● Task prompt:
Wherever the word "JSON" appears in the entries, copy the whole line.

● Data listing:
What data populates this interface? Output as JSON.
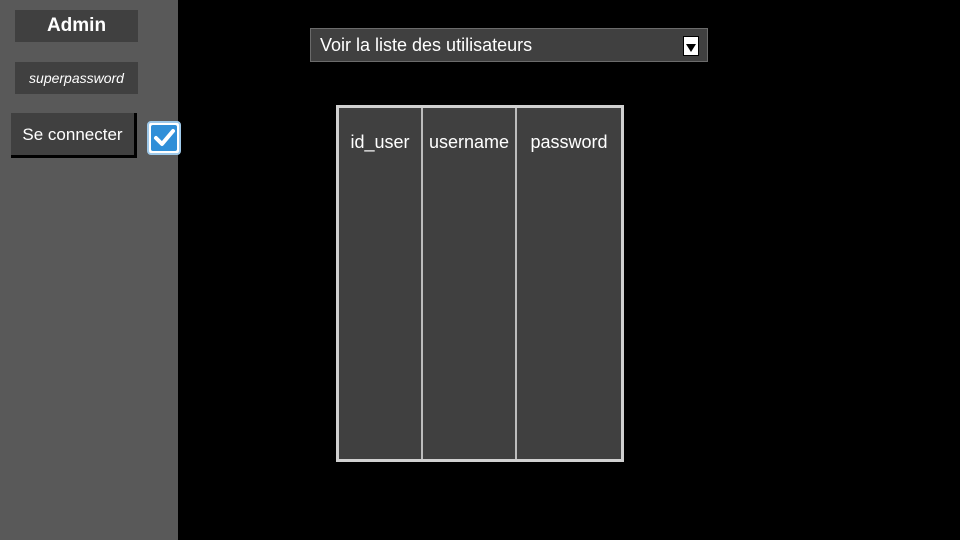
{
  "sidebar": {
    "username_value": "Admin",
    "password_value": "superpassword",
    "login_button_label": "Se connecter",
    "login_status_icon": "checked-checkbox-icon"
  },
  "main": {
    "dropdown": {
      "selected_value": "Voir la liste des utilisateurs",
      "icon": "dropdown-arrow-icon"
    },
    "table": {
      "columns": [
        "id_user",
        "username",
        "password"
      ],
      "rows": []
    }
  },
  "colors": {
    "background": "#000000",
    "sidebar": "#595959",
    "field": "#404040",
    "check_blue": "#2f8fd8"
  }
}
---
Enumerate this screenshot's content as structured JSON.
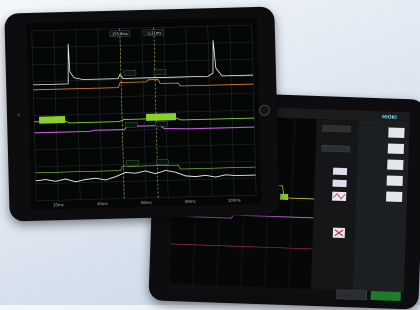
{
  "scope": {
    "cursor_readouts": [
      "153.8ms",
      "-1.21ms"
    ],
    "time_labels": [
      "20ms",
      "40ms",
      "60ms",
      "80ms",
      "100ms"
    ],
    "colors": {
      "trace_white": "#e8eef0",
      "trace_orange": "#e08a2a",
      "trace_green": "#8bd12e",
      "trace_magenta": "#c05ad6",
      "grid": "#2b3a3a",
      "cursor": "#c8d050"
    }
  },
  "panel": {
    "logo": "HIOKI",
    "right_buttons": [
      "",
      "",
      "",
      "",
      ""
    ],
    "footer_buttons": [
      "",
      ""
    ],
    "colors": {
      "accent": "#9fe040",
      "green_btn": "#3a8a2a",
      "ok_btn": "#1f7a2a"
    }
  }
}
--
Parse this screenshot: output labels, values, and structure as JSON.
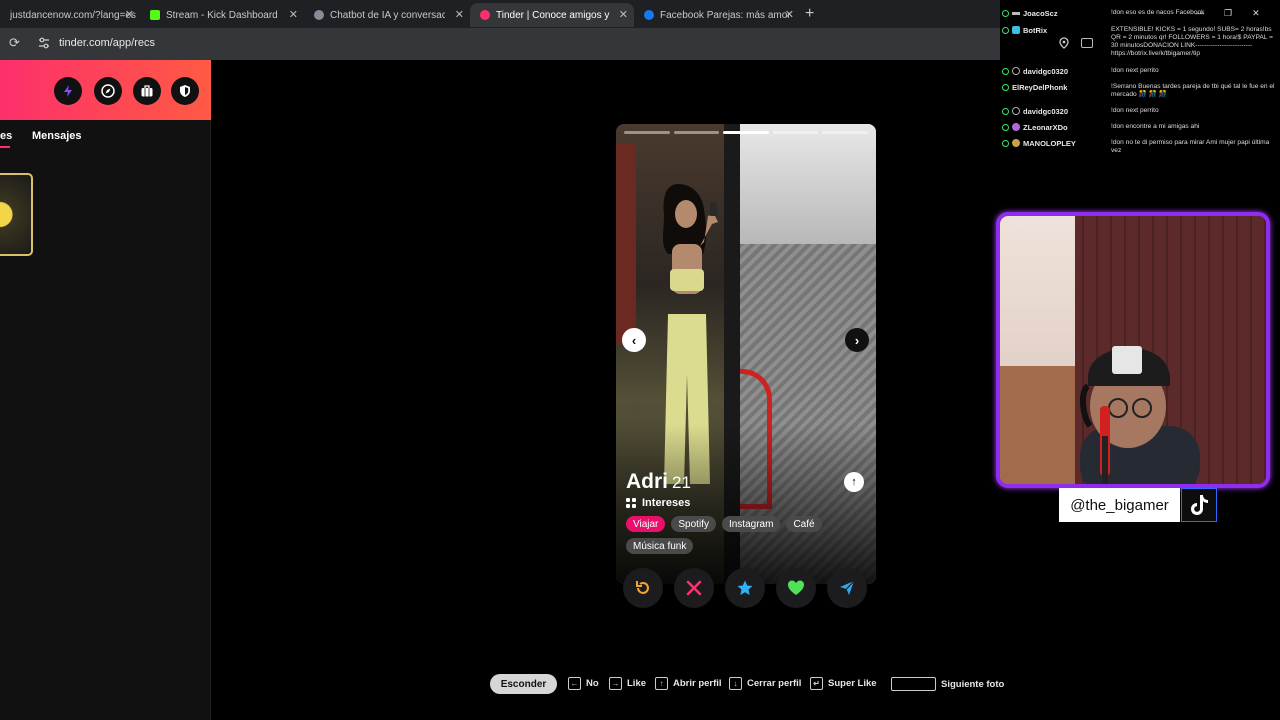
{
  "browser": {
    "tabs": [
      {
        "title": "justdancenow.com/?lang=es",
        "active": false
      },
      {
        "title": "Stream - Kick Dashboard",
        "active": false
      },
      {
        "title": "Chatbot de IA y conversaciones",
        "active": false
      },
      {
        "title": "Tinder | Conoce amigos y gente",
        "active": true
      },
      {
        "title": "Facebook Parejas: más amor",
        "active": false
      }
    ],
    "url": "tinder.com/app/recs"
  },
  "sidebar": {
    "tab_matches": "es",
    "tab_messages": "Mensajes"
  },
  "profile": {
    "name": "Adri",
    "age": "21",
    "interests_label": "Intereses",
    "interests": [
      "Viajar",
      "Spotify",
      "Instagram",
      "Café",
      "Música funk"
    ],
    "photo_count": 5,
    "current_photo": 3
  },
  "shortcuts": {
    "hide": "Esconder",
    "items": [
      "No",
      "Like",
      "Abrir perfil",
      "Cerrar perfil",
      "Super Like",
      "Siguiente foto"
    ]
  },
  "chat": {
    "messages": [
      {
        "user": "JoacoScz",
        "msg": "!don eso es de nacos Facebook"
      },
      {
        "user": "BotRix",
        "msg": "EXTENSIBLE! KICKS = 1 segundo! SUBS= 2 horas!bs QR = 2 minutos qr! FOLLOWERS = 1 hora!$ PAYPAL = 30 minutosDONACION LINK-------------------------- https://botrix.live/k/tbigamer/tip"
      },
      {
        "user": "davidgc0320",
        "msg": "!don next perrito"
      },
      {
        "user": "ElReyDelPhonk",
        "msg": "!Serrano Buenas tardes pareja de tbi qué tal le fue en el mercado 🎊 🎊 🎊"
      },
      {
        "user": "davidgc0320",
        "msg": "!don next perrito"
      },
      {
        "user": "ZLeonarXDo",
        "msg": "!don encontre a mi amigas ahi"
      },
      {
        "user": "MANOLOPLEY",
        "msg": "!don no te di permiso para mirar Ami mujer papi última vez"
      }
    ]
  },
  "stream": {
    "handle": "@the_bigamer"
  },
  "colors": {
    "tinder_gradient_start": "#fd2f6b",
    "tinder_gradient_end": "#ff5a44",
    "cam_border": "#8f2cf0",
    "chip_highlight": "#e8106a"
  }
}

● Response for this exercise:
What data populates this interface? Output as JSON.
Enumerate this screenshot's content as structured JSON.
Parse this screenshot: output labels, values, and structure as JSON.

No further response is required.